At a basic level, spending an hour or two a week in a Yoga class can give students the opportunity to switch off from the rest of the school day, to focus on the present, and to calm the mind away from an often-heightened state of anxiety over exams, assessments, and deadlines.
Yoga and mental wellbeing
More studies are now being undertaken to investigate the effect Yoga has on stress, anxiety, PTSD, ADHD and other areas of mental health. A vast amount of academic literature is available, but a very simple explanation as to the benefits of Yoga for the lay person can be found in what the modern Yoga student experiences as conscious deep breathing. By practising postures with breath instruction, students are encouraged to deepen and slow down their breathing thus tapping into the parasympathetic nervous system, the rest-and-digest system moving the practitioner away from the sympathetic nervous system and the heightened state of fight-or-flight so many of us operate in as a matter of course.
A parasympathetic response lowers breathing and heart rate, decreases blood pressure, lowers cortisol levels, and increases blood flow to the intestines and vital organs (Woodyard, 2011). The same caveat applies to Yoga and mental health concerns as it does to Yoga and injuries: Yoga will never be a cure for either of these, but evidence clearly suggests that Yoga can provide techniques to improve self-regulation and general wellbeing.
Yoga and academic performance
Executive function refers to working memory, emotional control, organisation, problem solving etc., all skills required in a classroom setting and potentially attributing to enhanced academic success (Hagins & Rundle, 2016). The part of the brain responsible for executive function is the prefrontal cortex, and it works in co-ordination with the limbic system. If the limbic system is overactive, the prefrontal cortex, our cognitive function, is unable to make good decisions. Or, in simplistic terms if we are stressed, we cannot think straight. An implicit hypothesis therefore might be that improved regulation of the limbic system should result in improved executive function and, by extension, academic performance. Studies looking at Yoga and academic performance are still rare, and the conclusions from those carried out appear inconclusive. Whilst some have found significant effects (Kauts & Sharma, 2009), others reported mixed results (Smith et al, 2014).
Either way, even if the practice of Yoga currently cannot be linked conclusively to academic performance, it stands to reason that a pupil with tools to relax and regulate their mental wellbeing will perform better overall.
Eva Coddington is Head of German and teaches Yoga at Sevenoaks school.
Feature Image by: dimitrisvetsikas1969 on Pixabay
Hagins, M., & Rundle, A. (2016). Yoga improves academic performance in urban high school students compared to physical education: A randomized controlled trial.
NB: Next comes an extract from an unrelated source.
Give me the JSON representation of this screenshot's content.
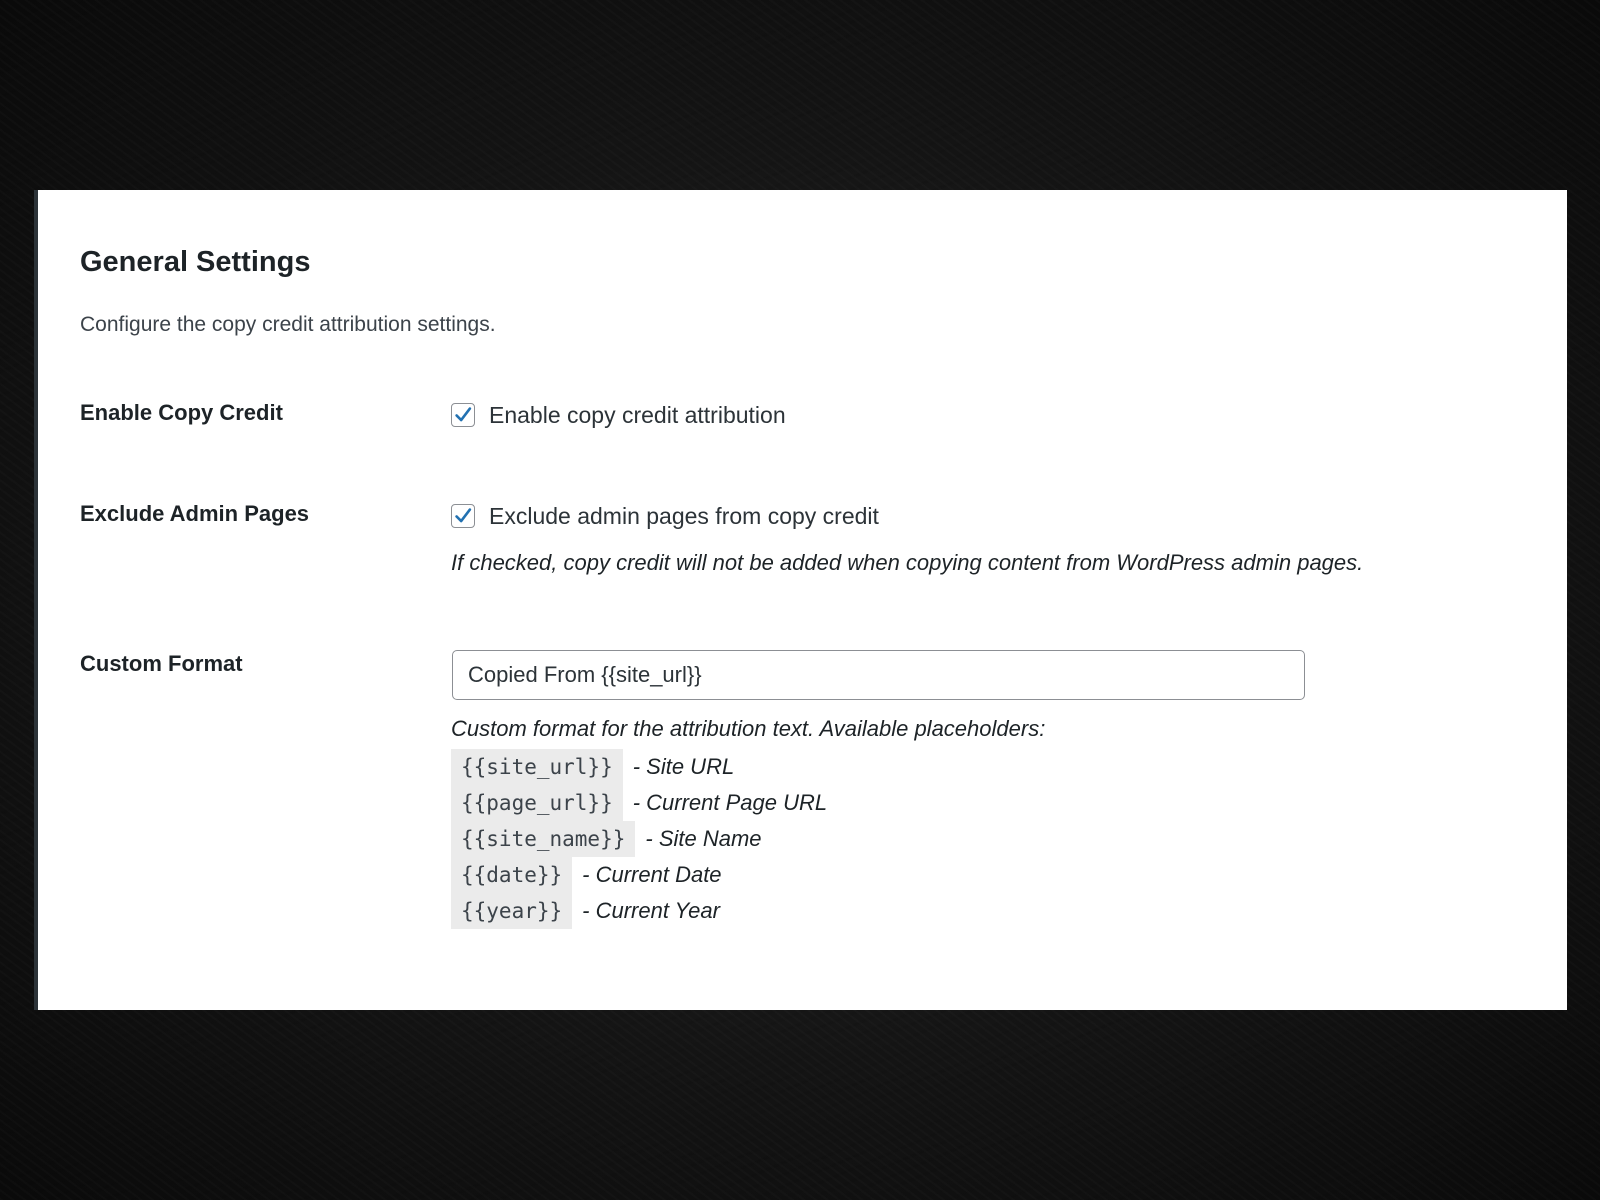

Mind, Brain, and Education, 10(2), 105–116.
Kauts A, Sharma N. Effect of yoga on academic performance in relation to stress. Int J Yoga. 2009;2(1):39-43.
Satchindananda, S. (2012) The Yoga Sutras of Patanjali. Revised Edition. Integral Yoga Publications, Satchindananda Ashram-Yogaville. Buckingham, Virginia.
Smith. B.H. and Mendelson, T (2014) Special issue on yoga and mindfulness interventions in schools, Advances in School Mental Health Promotion, 7:3, 137-139.
Woodyard, C. (2011) Exploring the therapeutic effects of yoga and its ability to increase quality of life. International Journal of Yoga, 4 (2), pp.49-54.
More information about this study together with other articles can be found in Innovate, the annual academic journal from the Institute for Teaching and Learning at Sevenoaks School: https://www.sevenoaksschool.org/teachinglearning/research/innovate/